]. We were unable to adequately evaluate interactions of rs5996696 and rs71651683 ADORA2A
polymorphisms with coffee consumption since the variant allele frequencies for these SNPs were relatively small (<6%).
For the CYP1A2
rs76551variant, we hypothesized that the inverse coffee-PD association would be stronger among slow metabolizers compared to rapid metabolizers who carry two copies of the wildtype allele. We did observe that the coffee-PD association was strongest among subjects homozygous for the variant allele, however, it was somewhat weaker for heterozygotes, who are also considered physiologically to be slow metabolizers. Furthermore, although the interaction was statistically significant at the alpha=0.05 level, interaction p
-values were not adjusted for multiple comparisons, and hence must be interpreted with caution. Similar to our results, Tan et al
] found that among Asian subjects, the caffeine-PD association was also stronger in slow compared to fast metabolizers (OR 0.19 vs. 0.40); however, the caffeine-genotype interaction was not statistically significant in multivariable analysis [10
]. Fascheris et al [8
] did not find any effect of rs762551 variant on caffeine-PD association; however, in their study caffeinated coffee consumption was not associated with PD risk.
For the CYP1A2
exonic variant rs2470890, subjects homozygous for the variant allele also showed the strongest coffee-PD inverse association. The functional significance of this synonymous variant is not known and it is possible that it has no effect on protein structure or function. A possible explanation for the minimal modification of the coffee-PD association by CYP1A2 polymorphisms might be that paraxanthine, the primary metabolite produced from caffeine breakdown, also non-selectively inhibits ADORA2A receptor in vitro
, and preliminary studies in mice show that, like caffeine, paraxanthine can also reduce MPTP toxicity [28
Our consortium study had several strengths. The five constituent case-control studies in the consortium were methodologically rigorous and included careful selection of well characterized cases, a majority of whom were newly diagnosed with PD, as well as population or community based controls. For genotype-PD associations, we used a permutation approach to adjust p-values for multiple comparisons, thereby minimizing type I error. Our study had some limitations as well. Although we included subjects from diverse racial/ethnic groups, we did not have sufficient numbers in all subgroups (e.g., African-Americans, n=95) to estimate genotypic effects with precision or to have sufficient power to evaluate caffeine-genotype interactions. Methodology for ascertaining caffeine exposure information varied between studies; however, the methods were comparable enough to allow construction of relevant caffeine related variables for our analyses.

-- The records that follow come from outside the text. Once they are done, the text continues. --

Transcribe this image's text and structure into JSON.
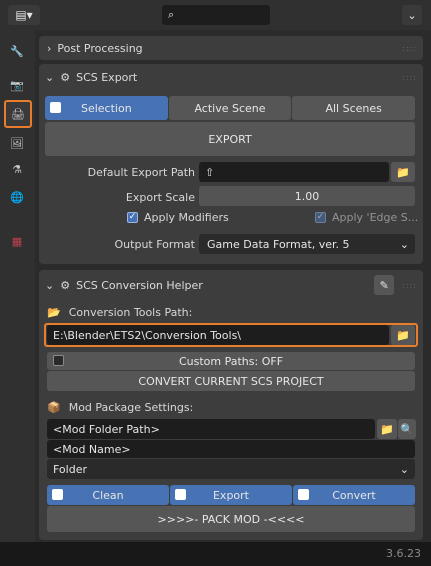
{
  "topbar": {
    "editor_type_icon": "properties-editor-icon",
    "search_placeholder": ""
  },
  "sidebar": {
    "tabs": [
      "tool-icon",
      "render-icon",
      "output-icon",
      "view-layer-icon",
      "scene-icon",
      "world-icon",
      "texture-icon"
    ]
  },
  "post_processing": {
    "title": "Post Processing"
  },
  "scs_export": {
    "title": "SCS Export",
    "tabs": [
      "Selection",
      "Active Scene",
      "All Scenes"
    ],
    "export_button": "EXPORT",
    "default_export_path_label": "Default Export Path",
    "default_export_path_value": "",
    "export_scale_label": "Export Scale",
    "export_scale_value": "1.00",
    "apply_modifiers_label": "Apply Modifiers",
    "apply_edge_split_label": "Apply 'Edge S...",
    "output_format_label": "Output Format",
    "output_format_value": "Game Data Format, ver. 5"
  },
  "conversion_helper": {
    "title": "SCS Conversion Helper",
    "tools_path_label": "Conversion Tools Path:",
    "tools_path_value": "E:\\Blender\\ETS2\\Conversion Tools\\",
    "custom_paths_label": "Custom Paths: OFF",
    "convert_button": "CONVERT CURRENT SCS PROJECT",
    "mod_package_label": "Mod Package Settings:",
    "mod_folder_path": "<Mod Folder Path>",
    "mod_name": "<Mod Name>",
    "mod_type": "Folder",
    "toggles": [
      "Clean",
      "Export",
      "Convert"
    ],
    "pack_button": ">>>>-  PACK MOD  -<<<<"
  },
  "status": {
    "version": "3.6.23"
  },
  "colors": {
    "accent": "#4772b3",
    "highlight": "#e87d2d"
  }
}
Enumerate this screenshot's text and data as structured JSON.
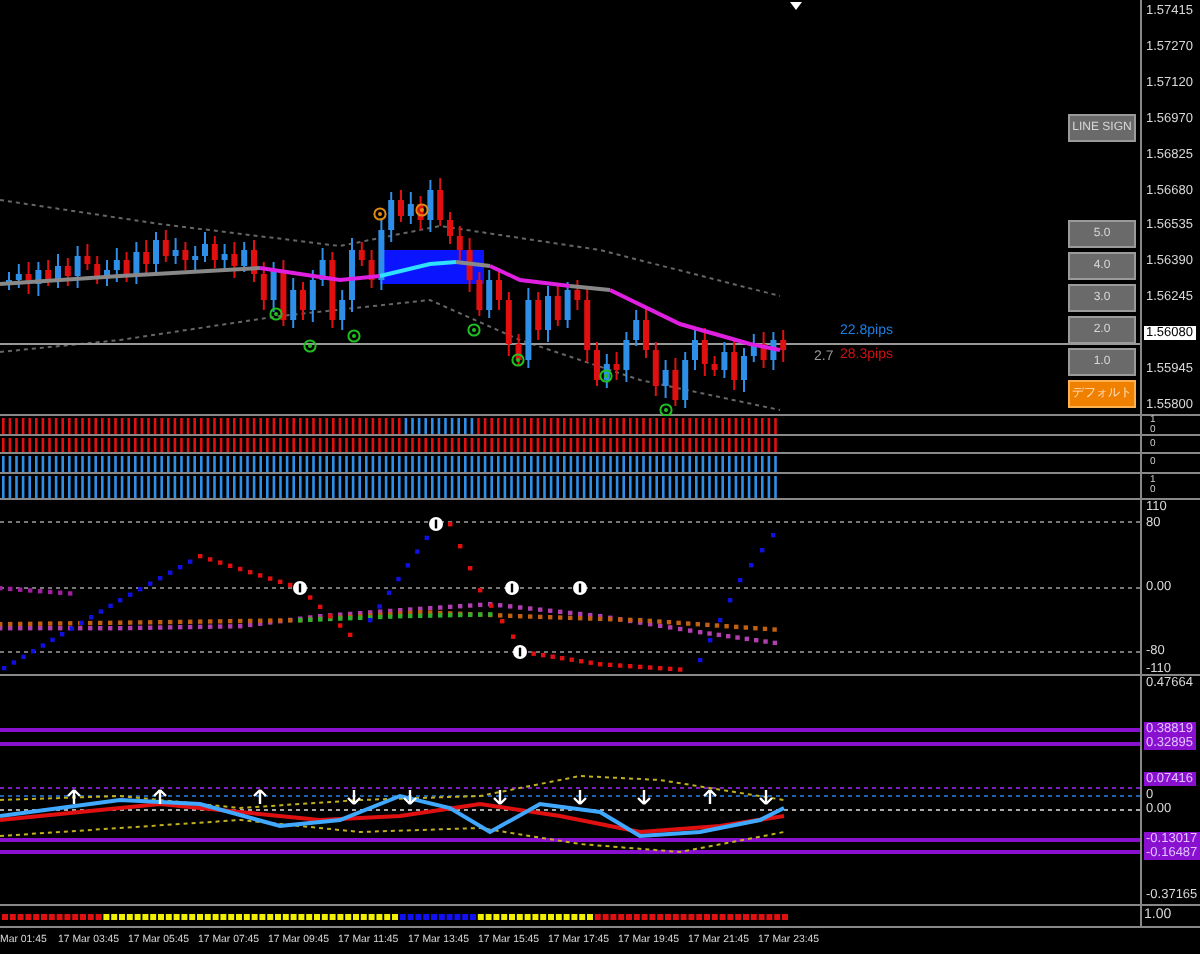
{
  "main_chart": {
    "price_axis": [
      {
        "text": "1.57415",
        "kind": "tick"
      },
      {
        "text": "1.57270",
        "kind": "tick"
      },
      {
        "text": "1.57120",
        "kind": "tick"
      },
      {
        "text": "1.56970",
        "kind": "tick"
      },
      {
        "text": "1.56825",
        "kind": "tick"
      },
      {
        "text": "1.56680",
        "kind": "tick"
      },
      {
        "text": "1.56535",
        "kind": "tick"
      },
      {
        "text": "1.56390",
        "kind": "tick"
      },
      {
        "text": "1.56245",
        "kind": "tick"
      },
      {
        "text": "1.56080",
        "kind": "current"
      },
      {
        "text": "1.55945",
        "kind": "tick"
      },
      {
        "text": "1.55800",
        "kind": "tick"
      }
    ],
    "buttons": [
      {
        "label": "LINE SIGN",
        "kind": "normal"
      },
      {
        "label": "5.0",
        "kind": "normal"
      },
      {
        "label": "4.0",
        "kind": "normal"
      },
      {
        "label": "3.0",
        "kind": "normal"
      },
      {
        "label": "2.0",
        "kind": "normal"
      },
      {
        "label": "1.0",
        "kind": "normal"
      },
      {
        "label": "デフォルト",
        "kind": "default"
      }
    ],
    "readouts": [
      {
        "text": "22.8pips",
        "kind": "up"
      },
      {
        "text": "2.7",
        "kind": "spread"
      },
      {
        "text": "28.3pips",
        "kind": "down"
      }
    ]
  },
  "signal_strips": [
    {
      "axis": [
        "1",
        "0"
      ]
    },
    {
      "axis": [
        "0"
      ]
    },
    {
      "axis": [
        "0"
      ]
    },
    {
      "axis": [
        "1",
        "0"
      ]
    }
  ],
  "oscillator": {
    "axis": [
      "110",
      "80",
      "0.00",
      "-80",
      "-110"
    ]
  },
  "lower_indicator": {
    "axis": [
      {
        "text": "0.47664",
        "kind": "tick"
      },
      {
        "text": "0.38819",
        "kind": "level"
      },
      {
        "text": "0.32895",
        "kind": "level"
      },
      {
        "text": "0.07416",
        "kind": "level"
      },
      {
        "text": "0",
        "kind": "tick"
      },
      {
        "text": "0.00",
        "kind": "tick"
      },
      {
        "text": "-0.13017",
        "kind": "level"
      },
      {
        "text": "-0.16487",
        "kind": "level"
      },
      {
        "text": "-0.37165",
        "kind": "tick"
      }
    ]
  },
  "bottom_strip": {
    "axis": "1.00"
  },
  "time_axis": [
    "Mar 01:45",
    "17 Mar 03:45",
    "17 Mar 05:45",
    "17 Mar 07:45",
    "17 Mar 09:45",
    "17 Mar 11:45",
    "17 Mar 13:45",
    "17 Mar 15:45",
    "17 Mar 17:45",
    "17 Mar 19:45",
    "17 Mar 21:45",
    "17 Mar 23:45"
  ]
}
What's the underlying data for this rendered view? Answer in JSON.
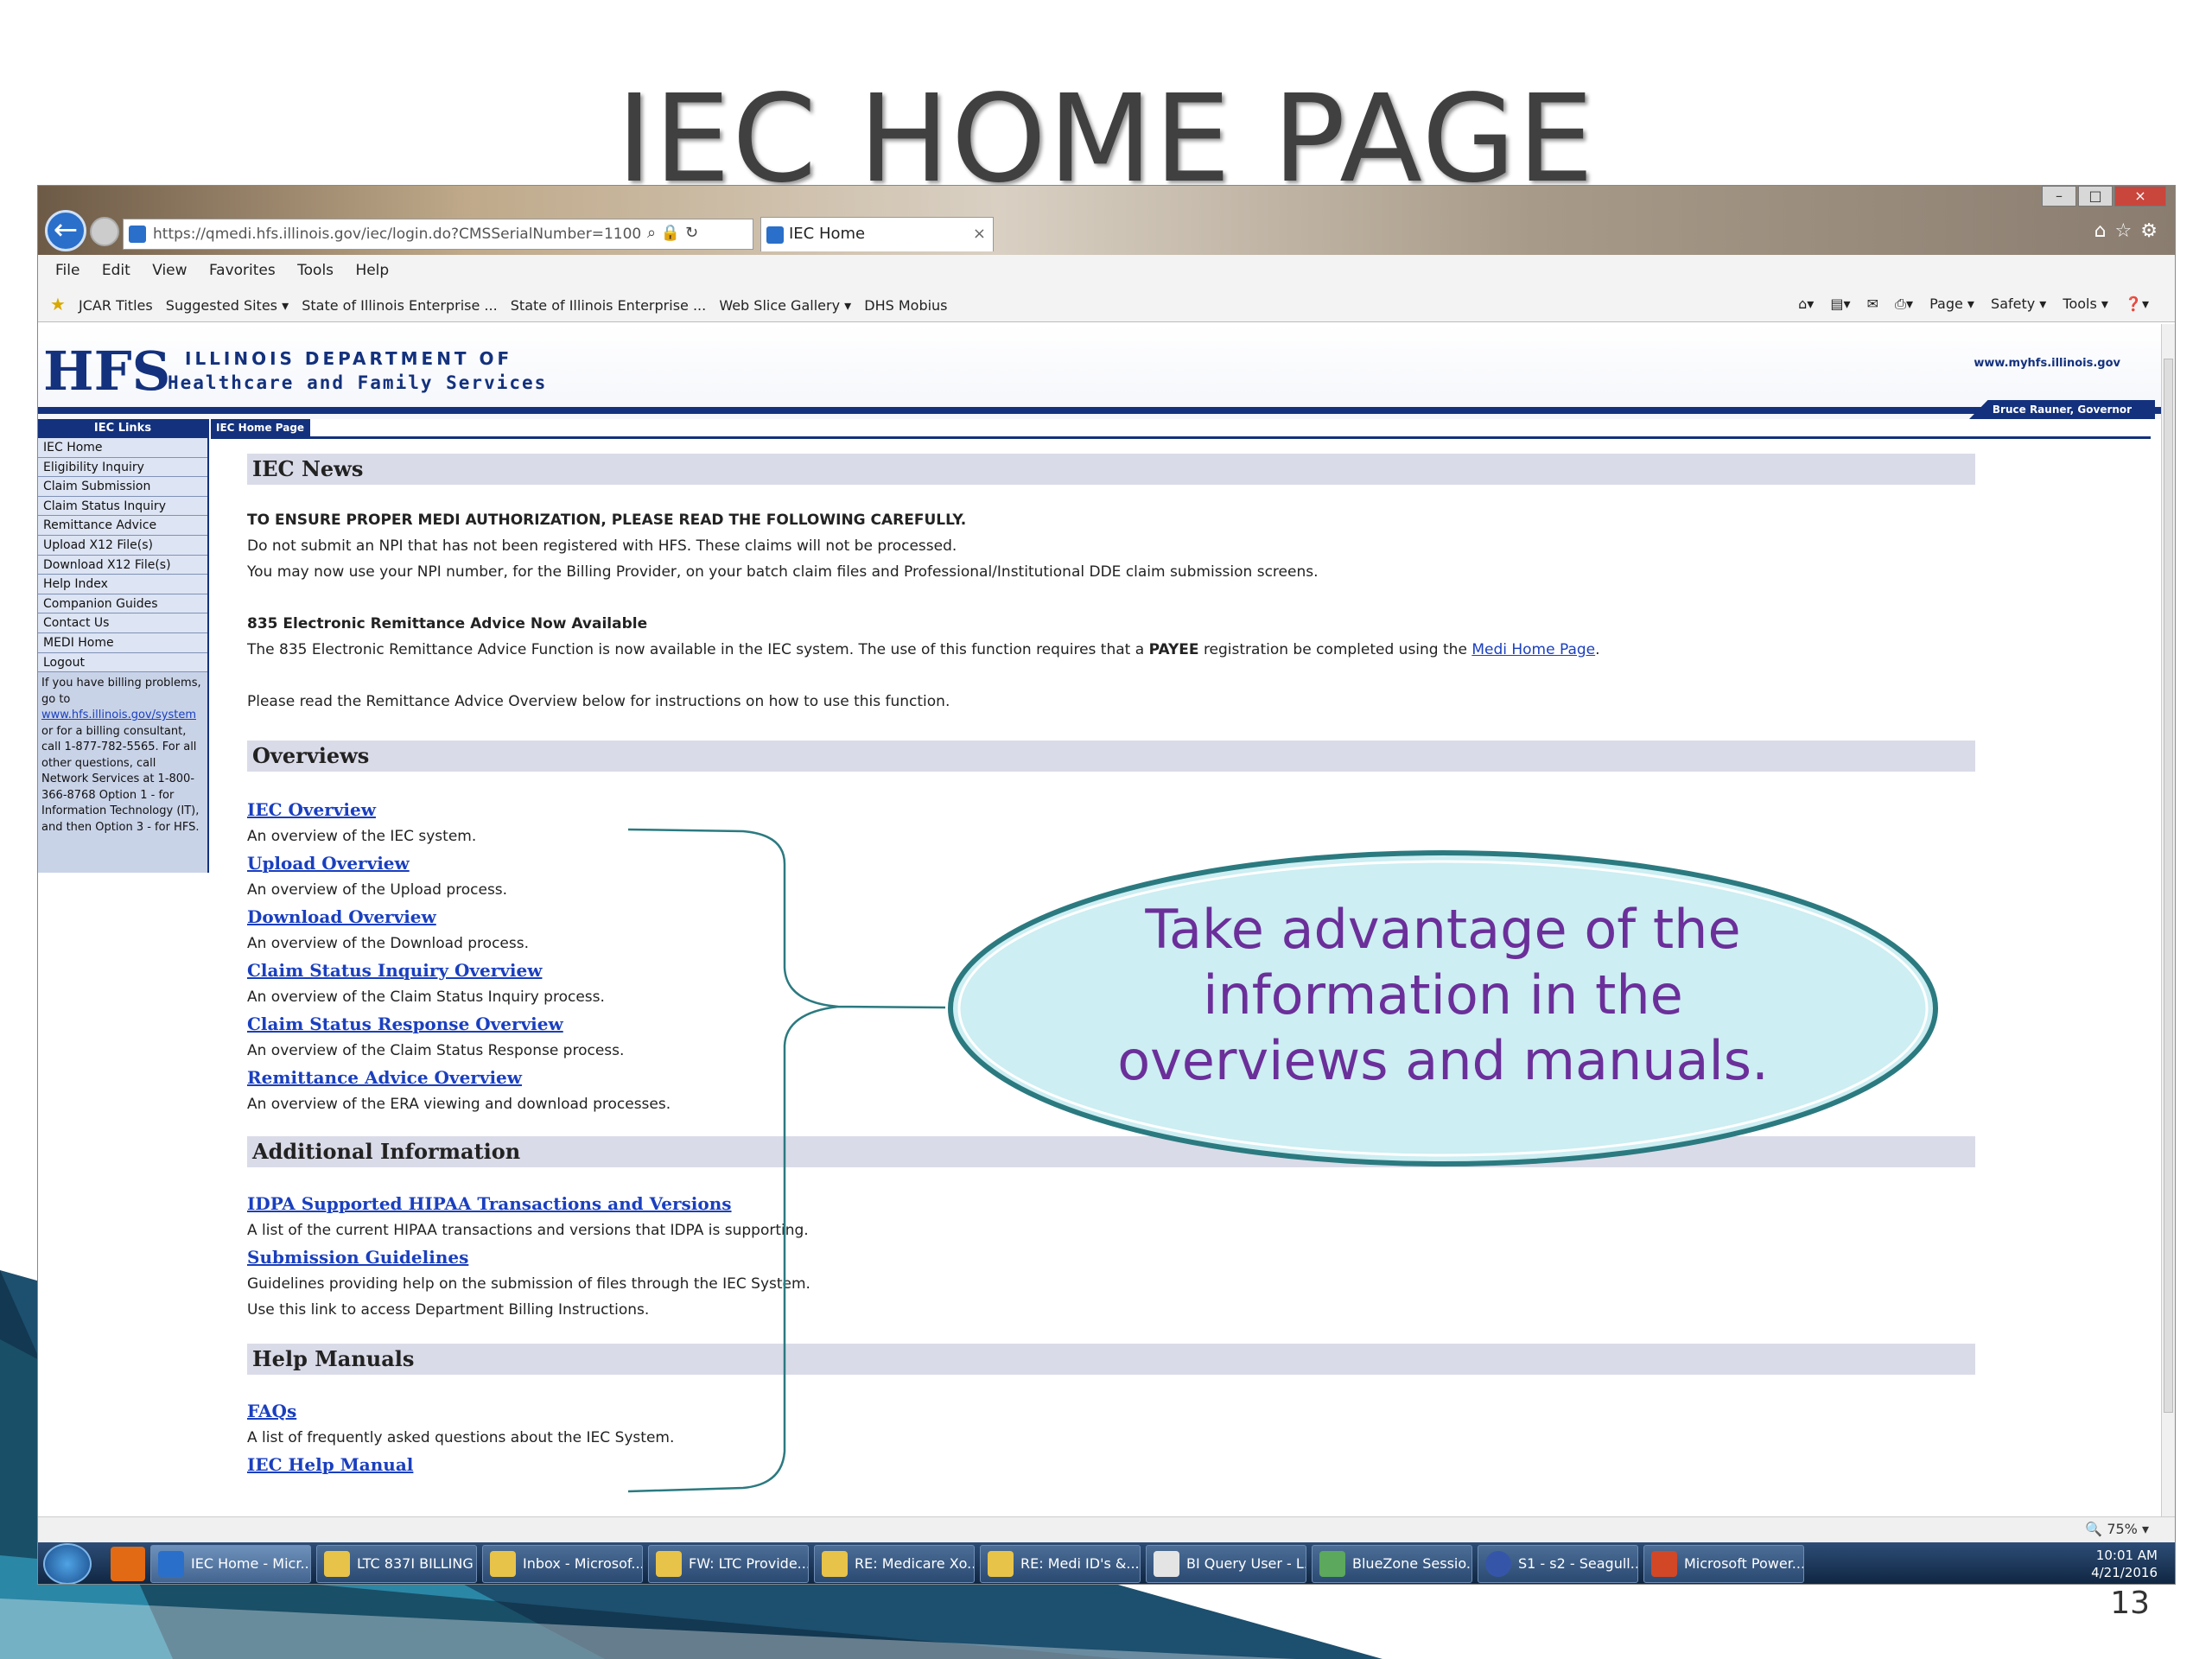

This consortium study characterized ADORA2A and CYP1A2 SNPs in Whites (non-Hispanic and Hispanic), Asians, and African-Americans. Two ADORA2A SNPs, which have not been previously studied, were inversely associated with PD risk. While the results of our study do not support the hypothesis that the inverse coffee-PD association was modified by putative functional polymorphisms in ADORA2A, two CYP1A2 variants appeared to modify the protective effects of coffee on PD risk.